My PhD writing is very different from my blog writing. It is far more dry, academic and formal. The tone and the content are both different, because I am writing for a different audience. Similarly, my early misgivings about the Museums Association UK republishing Can a technologist get ahead in museums? was because the writing had been done for the context of museumgeek, and not for a broader and more general audience. In each case, I am tailoring my pitch to the people I expect to be reading my work.

Frequently curators, and other researchers, are used to writing for a very specific group of other researchers (ie research papers, formal publications). Much as we in the musetech community know each other and speak using particular terminology etc, so do they. This community of passion has a shared understanding of context, and a shared vocabulary, and can talk to the nuance and detail of an issue, because they all have a broad understanding of that issue.

However, when we ask curators to write for the web, we are asking them to write for a completely different audience – and an undefined one at that. The type of language to use, the expectation of existing knowledge – all that is gone. Instead, there is an expectation that the curator can instantly repitch their work, but without a particular focus. Of course, most curators are competent writers, and the change in voice might not prove a problem, but it does likely require additional work and different approach.

Even beyond this, however, by having to simplify their work into a pitch that can be more broadly understood, the nuance of the issue, too, is at risk of being lost, and that changes the nature of the discussion. Maybe some curators could even gently harbour a concern of actually eroding some of their professional standing and reputation by publishing work that is generalist, rather than specialised. (This point is entirely speculative, but it’s something to consider.)
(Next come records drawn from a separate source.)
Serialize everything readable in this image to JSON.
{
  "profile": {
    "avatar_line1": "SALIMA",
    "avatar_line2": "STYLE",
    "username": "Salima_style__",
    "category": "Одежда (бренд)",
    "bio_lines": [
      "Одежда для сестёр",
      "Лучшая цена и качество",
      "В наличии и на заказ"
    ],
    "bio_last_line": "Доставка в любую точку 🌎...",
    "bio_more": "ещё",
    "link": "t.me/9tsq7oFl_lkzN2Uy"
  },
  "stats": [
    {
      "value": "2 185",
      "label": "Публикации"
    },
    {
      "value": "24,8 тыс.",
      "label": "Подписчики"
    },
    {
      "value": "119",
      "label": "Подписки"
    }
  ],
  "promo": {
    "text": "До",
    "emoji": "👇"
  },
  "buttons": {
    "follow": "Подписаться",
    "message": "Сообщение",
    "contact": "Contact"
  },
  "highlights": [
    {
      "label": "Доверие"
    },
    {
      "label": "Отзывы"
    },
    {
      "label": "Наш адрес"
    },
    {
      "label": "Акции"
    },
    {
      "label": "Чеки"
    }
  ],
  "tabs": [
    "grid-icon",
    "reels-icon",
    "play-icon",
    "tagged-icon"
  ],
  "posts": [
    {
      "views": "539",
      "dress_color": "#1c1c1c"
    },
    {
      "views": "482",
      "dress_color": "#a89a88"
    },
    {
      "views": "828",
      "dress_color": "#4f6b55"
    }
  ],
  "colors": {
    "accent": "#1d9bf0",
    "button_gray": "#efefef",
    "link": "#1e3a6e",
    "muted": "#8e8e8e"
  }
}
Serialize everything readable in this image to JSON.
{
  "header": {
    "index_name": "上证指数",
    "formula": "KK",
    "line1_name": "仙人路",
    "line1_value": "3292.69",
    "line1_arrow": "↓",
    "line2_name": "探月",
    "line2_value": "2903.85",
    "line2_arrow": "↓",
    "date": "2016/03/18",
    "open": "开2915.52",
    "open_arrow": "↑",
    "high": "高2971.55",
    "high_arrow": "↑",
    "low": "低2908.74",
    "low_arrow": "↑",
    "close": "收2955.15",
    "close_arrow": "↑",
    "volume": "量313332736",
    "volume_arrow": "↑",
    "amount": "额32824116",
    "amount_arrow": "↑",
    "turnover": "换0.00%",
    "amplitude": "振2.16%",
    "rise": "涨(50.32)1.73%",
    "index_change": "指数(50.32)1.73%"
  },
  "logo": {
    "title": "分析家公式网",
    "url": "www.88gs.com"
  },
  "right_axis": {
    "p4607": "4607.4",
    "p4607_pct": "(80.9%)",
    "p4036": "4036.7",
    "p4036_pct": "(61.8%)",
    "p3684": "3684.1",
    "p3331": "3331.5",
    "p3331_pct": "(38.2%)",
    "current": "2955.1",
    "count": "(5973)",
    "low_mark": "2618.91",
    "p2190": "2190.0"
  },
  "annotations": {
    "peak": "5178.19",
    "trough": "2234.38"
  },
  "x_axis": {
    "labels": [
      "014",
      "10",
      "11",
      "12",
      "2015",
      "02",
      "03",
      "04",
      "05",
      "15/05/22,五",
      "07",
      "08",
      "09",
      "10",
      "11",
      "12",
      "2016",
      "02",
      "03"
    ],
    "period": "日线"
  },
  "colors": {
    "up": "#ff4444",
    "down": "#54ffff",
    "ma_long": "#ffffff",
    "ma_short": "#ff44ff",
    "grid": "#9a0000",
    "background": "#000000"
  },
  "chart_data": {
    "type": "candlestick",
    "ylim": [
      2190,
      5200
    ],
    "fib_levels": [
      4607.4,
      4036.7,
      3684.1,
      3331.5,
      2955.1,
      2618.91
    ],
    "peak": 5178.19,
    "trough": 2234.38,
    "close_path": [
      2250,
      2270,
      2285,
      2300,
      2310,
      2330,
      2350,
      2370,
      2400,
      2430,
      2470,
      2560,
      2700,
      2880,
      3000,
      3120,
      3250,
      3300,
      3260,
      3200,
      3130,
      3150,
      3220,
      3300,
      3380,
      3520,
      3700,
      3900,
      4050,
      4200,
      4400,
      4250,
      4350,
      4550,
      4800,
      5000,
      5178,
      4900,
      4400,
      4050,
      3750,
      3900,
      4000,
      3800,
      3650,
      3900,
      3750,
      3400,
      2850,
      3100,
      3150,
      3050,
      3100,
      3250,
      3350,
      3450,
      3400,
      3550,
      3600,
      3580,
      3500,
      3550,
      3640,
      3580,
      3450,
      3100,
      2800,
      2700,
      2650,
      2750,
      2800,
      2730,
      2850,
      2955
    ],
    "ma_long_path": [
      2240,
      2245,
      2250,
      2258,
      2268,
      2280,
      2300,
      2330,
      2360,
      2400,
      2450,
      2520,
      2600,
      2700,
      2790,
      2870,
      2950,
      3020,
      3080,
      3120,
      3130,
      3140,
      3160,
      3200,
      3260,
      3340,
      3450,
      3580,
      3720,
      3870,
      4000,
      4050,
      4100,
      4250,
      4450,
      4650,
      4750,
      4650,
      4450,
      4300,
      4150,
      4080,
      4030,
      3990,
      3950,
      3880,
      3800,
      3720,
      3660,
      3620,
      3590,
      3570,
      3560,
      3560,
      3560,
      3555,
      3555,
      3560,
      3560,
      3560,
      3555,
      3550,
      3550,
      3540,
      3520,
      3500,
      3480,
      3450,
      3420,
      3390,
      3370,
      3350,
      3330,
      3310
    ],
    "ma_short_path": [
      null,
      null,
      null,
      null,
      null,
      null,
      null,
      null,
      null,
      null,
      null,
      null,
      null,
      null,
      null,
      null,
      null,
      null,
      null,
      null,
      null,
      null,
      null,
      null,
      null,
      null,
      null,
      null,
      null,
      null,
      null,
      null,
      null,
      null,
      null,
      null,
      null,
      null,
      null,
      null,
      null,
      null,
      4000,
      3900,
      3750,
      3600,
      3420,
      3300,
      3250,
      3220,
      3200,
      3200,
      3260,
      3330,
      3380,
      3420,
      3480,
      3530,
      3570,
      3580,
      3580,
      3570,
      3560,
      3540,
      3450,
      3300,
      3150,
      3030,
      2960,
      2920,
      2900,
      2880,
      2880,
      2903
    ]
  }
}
This simplifying of content does already occur in the context of museum exhibition text, but because it is often limited by space, it is also expected to by short and simplistic. The expectation is already pre-set, and this writing exists in the clear context of the exhibition. The open nature of online research is different.

This also threatens the idea we often hear in musetech conversations that we simply need better workloads and content management systems. It’s not so simple as just ‘producing content’ and making that content available, because all content requires repurposing for audience.

When, in my last post, I spoke about breaking musetech conversations out of the bubble, my closing question was How can we as musetech professionals become better translators, and better speak the language that others in the field are using? The question is at least in part about pitch. How can we repitch our conversations so that they are meaningful outside our own bubble? It strikes me that when we argue for curators etc to engage online, we are expecting that they will do the same. But it’s a lot easier to talk to those who already understand your subject than those who don’t, and maybe that adds a layer of complexity.

What do you think? Do you think that this idea of reframing content adds complexity to the question of curatorial voice online? Or, if you are a curator, do you feel there is an expectation to publish different online than you would offline?